__Task directions__. Run through the records and show each line that includes the string "icon".

__Provided information__.
---
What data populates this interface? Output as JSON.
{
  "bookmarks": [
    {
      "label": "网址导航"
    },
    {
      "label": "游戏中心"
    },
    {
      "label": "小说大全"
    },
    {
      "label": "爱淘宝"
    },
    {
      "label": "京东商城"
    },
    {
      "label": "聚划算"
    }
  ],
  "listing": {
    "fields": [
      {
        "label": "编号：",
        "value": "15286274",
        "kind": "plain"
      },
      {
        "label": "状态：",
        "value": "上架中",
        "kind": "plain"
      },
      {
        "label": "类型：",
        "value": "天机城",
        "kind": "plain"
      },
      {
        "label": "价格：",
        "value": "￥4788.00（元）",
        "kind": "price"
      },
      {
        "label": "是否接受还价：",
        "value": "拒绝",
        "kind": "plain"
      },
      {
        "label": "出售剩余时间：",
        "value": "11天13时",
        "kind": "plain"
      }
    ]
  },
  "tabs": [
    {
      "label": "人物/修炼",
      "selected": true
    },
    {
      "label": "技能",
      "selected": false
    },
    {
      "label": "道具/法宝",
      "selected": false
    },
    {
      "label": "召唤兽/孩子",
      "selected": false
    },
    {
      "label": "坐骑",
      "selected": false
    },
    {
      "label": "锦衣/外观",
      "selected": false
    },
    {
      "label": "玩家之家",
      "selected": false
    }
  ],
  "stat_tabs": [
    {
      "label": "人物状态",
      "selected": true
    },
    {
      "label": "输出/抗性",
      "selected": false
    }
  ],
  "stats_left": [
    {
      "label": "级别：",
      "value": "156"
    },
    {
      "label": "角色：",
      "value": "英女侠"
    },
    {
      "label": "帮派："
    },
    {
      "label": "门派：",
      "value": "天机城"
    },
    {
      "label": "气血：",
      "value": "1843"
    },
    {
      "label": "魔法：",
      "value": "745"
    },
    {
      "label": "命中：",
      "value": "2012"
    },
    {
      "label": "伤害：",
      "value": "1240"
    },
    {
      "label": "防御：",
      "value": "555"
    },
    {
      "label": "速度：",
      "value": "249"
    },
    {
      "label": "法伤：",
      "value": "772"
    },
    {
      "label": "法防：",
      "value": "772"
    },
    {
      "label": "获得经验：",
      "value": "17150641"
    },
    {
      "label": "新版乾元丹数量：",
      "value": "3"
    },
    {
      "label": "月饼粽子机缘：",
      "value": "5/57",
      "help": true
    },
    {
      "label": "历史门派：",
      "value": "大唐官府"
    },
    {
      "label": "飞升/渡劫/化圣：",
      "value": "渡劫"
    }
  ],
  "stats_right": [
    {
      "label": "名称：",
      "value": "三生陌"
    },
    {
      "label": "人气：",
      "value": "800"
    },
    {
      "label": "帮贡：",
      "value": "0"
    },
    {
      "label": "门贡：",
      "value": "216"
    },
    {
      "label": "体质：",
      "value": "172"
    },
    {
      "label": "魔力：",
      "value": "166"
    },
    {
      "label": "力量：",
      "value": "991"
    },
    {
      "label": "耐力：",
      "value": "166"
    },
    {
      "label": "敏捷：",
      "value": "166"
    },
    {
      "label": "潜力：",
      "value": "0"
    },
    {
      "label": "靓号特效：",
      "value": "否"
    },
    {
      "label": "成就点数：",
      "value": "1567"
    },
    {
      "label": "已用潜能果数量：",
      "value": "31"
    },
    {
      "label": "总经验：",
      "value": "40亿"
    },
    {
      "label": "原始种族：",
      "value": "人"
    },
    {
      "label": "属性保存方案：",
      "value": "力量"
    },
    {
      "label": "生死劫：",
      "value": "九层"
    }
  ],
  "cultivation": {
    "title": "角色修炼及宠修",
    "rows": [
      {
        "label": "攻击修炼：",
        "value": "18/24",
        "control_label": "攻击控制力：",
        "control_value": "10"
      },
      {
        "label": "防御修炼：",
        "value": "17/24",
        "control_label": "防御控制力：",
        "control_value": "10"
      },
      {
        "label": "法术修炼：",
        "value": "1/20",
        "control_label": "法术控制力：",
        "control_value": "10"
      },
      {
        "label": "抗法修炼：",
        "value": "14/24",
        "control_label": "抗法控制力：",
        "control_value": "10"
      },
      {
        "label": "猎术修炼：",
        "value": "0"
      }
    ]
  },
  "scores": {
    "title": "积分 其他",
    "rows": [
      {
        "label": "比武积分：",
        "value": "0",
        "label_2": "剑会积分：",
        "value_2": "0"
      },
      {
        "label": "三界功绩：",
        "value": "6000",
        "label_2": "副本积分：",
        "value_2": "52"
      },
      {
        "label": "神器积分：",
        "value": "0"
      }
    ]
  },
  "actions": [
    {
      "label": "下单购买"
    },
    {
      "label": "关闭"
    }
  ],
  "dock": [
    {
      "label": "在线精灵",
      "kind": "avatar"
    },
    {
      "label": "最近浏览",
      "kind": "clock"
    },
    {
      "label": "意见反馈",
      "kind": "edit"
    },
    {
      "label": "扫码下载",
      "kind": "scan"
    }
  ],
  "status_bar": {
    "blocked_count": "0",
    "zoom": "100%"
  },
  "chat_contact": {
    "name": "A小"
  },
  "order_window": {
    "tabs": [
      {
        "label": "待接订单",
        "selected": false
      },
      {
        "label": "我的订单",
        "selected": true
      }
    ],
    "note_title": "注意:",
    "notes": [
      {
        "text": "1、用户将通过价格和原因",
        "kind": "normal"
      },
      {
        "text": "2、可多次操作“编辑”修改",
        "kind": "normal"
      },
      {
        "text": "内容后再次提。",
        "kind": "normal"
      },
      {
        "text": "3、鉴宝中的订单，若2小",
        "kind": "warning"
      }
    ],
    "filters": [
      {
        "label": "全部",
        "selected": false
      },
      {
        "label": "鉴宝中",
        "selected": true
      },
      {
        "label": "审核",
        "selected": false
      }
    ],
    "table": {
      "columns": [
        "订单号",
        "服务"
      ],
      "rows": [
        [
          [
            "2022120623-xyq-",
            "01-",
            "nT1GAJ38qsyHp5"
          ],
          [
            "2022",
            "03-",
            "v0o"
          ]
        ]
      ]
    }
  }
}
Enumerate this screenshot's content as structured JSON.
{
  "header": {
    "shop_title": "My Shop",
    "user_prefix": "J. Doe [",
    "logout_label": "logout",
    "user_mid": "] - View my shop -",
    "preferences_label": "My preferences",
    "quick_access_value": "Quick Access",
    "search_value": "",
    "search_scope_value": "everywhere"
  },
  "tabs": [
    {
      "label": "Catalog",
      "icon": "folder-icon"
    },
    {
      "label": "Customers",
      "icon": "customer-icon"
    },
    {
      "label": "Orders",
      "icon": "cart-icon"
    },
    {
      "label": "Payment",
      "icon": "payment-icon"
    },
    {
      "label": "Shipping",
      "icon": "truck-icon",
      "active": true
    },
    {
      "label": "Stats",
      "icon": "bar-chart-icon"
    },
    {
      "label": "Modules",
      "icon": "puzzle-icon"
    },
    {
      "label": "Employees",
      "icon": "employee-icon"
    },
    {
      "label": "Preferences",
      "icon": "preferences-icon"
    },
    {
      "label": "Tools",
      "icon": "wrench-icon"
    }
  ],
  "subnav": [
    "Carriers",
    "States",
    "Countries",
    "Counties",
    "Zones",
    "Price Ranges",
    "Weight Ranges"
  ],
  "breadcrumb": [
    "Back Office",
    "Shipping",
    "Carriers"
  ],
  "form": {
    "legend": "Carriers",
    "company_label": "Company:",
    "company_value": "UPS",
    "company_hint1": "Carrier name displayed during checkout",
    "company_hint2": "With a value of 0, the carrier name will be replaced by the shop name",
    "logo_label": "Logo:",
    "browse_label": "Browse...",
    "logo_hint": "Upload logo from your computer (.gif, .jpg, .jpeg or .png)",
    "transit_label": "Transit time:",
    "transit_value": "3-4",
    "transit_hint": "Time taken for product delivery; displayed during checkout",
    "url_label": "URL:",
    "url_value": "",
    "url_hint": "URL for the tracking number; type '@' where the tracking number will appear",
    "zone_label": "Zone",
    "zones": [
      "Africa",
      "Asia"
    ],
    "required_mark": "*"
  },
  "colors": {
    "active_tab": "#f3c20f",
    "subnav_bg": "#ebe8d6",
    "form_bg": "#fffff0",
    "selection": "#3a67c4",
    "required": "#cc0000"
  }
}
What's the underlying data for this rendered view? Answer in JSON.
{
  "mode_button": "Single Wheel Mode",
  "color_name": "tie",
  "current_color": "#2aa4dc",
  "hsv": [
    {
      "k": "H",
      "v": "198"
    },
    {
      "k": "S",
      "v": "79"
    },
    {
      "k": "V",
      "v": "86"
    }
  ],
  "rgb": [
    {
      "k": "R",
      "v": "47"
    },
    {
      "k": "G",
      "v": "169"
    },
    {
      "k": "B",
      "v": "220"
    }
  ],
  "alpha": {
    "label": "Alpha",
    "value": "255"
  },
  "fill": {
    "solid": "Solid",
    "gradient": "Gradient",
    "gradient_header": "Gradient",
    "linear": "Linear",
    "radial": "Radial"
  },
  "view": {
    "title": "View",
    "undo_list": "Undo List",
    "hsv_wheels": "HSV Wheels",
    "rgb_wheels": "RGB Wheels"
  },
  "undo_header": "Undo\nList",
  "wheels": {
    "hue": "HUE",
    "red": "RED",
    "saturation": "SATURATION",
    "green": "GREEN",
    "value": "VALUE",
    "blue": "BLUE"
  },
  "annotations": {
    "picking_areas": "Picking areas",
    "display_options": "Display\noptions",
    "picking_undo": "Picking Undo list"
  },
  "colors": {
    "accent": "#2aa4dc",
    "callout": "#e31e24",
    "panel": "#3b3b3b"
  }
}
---
__Completed exercise__.
      "icon": "folder-icon"
      "icon": "customer-icon"
      "icon": "cart-icon"
      "icon": "payment-icon"
      "icon": "truck-icon",
      "icon": "bar-chart-icon"
      "icon": "puzzle-icon"
      "icon": "employee-icon"
      "icon": "preferences-icon"
      "icon": "wrench-icon"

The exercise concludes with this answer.